Make it prompt

You can customize the PowerShell prompt to display whatever you want: the time, your username, insults about your coworkers. To customize the prompt, all you need to do is define a function named prompt. The string that this function returns will be your PowerShell prompt.

Here's how my prompt normally looks:

07:10PM /home/yevster>

I say "normally" because I added a nifty little tweak: When a command (or a cmdlet) exits with an error status, I've rigged PowerShell to let me know:

Seeing the return status can be helpful when, as in the example above, messages written to standard error are balefully suppressed.

Here's how I configured my PowerShell prompt in my $profile (and so can you):

function prompt {
        $lastResult = Invoke-Expression '$?'
        if (!$lastResult) {
                Write-Host "Last command exited with error status." -ForegroundColor Red
        Write-Output "${msg}$(
                # Show time as 12:05PM
                Get-Date -UFormat "%I:%M%p"
                # Show current directory
        ) $(Get-Location)> "  

The key is in the chords

PowerShell offers oodles of ways to minimize typing. Tab completion is one. Aliases are another. Here's one more: You can configure PowerShell to execute a specific script block in response to a key combination (chord) of your choice.

Let's imagine I am a social media addict and want to make it easy to check Facebook compulsively. I would add this line to my $profile:

Set-PSReadlineKeyHandler -Chord Ctrl+F -ScriptBlock { google-chrome https://www.facebook.com } 

It's up to you to ensure the chord you specify isn't already used by your terminal application. If it is, the key combination may not get relayed to PowerShell.

Here's a more productive use of the chord binding functionality: Committing changes to Git and pushing them to the remote repository origin with one swift key combo:

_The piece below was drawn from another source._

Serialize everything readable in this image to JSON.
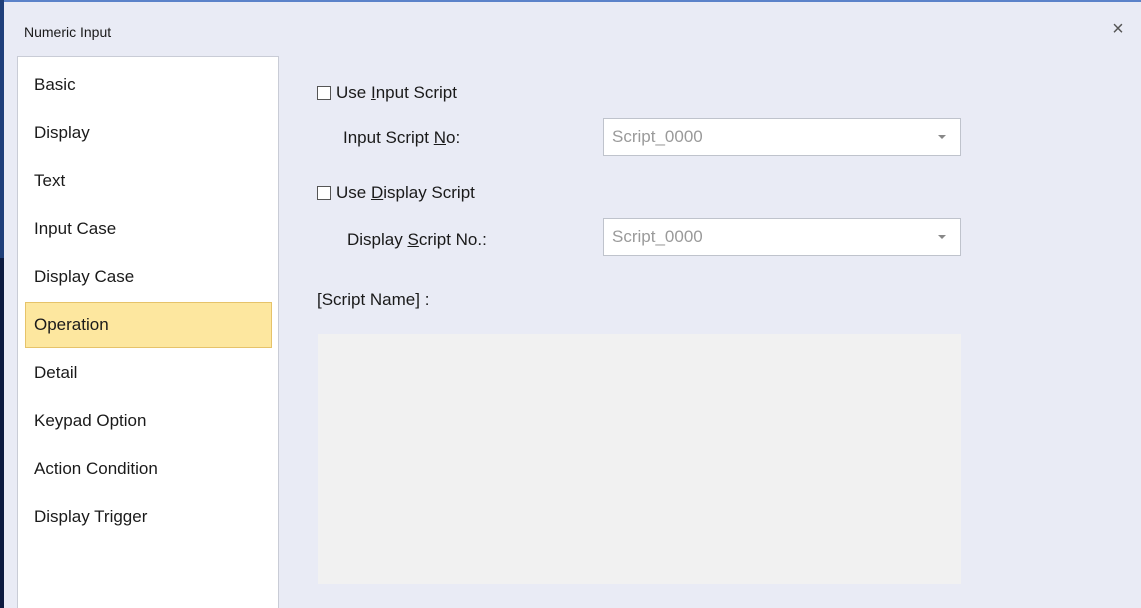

Set-PSReadlineKeyHandler -Chord Ctrl+G -ScriptBlock {
        $message = Read-Host "Please enter a commit message"
        /usr/bin/git commit -m "$message" | Write-Host
        $branch = (/usr/bin/git rev-parse --abbrev-ref HEAD)
        Write-Host "Pushing ${branch} to remote"
        /usr/bin/git push origin $branch | Write-Host

Note: Standard output of any command launched via a key chord will not be displayed in the terminal. If you do want to see output from a command in the terminal, pipe it to the Write-Host CMDlet, as I did in the example above.

All's well that ends

Since you have braved my heinous puns to get this far, I hope you have in the process made your PowerShell even more enjoyable to use. If you have any favorite hacks that I've missed, I'd love to see them. Please comment and/or tweet me.

Happy PowerShelling!


About the author

Yev Bronshteyn - Software Engineer, with an open source governance bend. Occasional developer outreacher. All opinions are my own. Brain droppings here.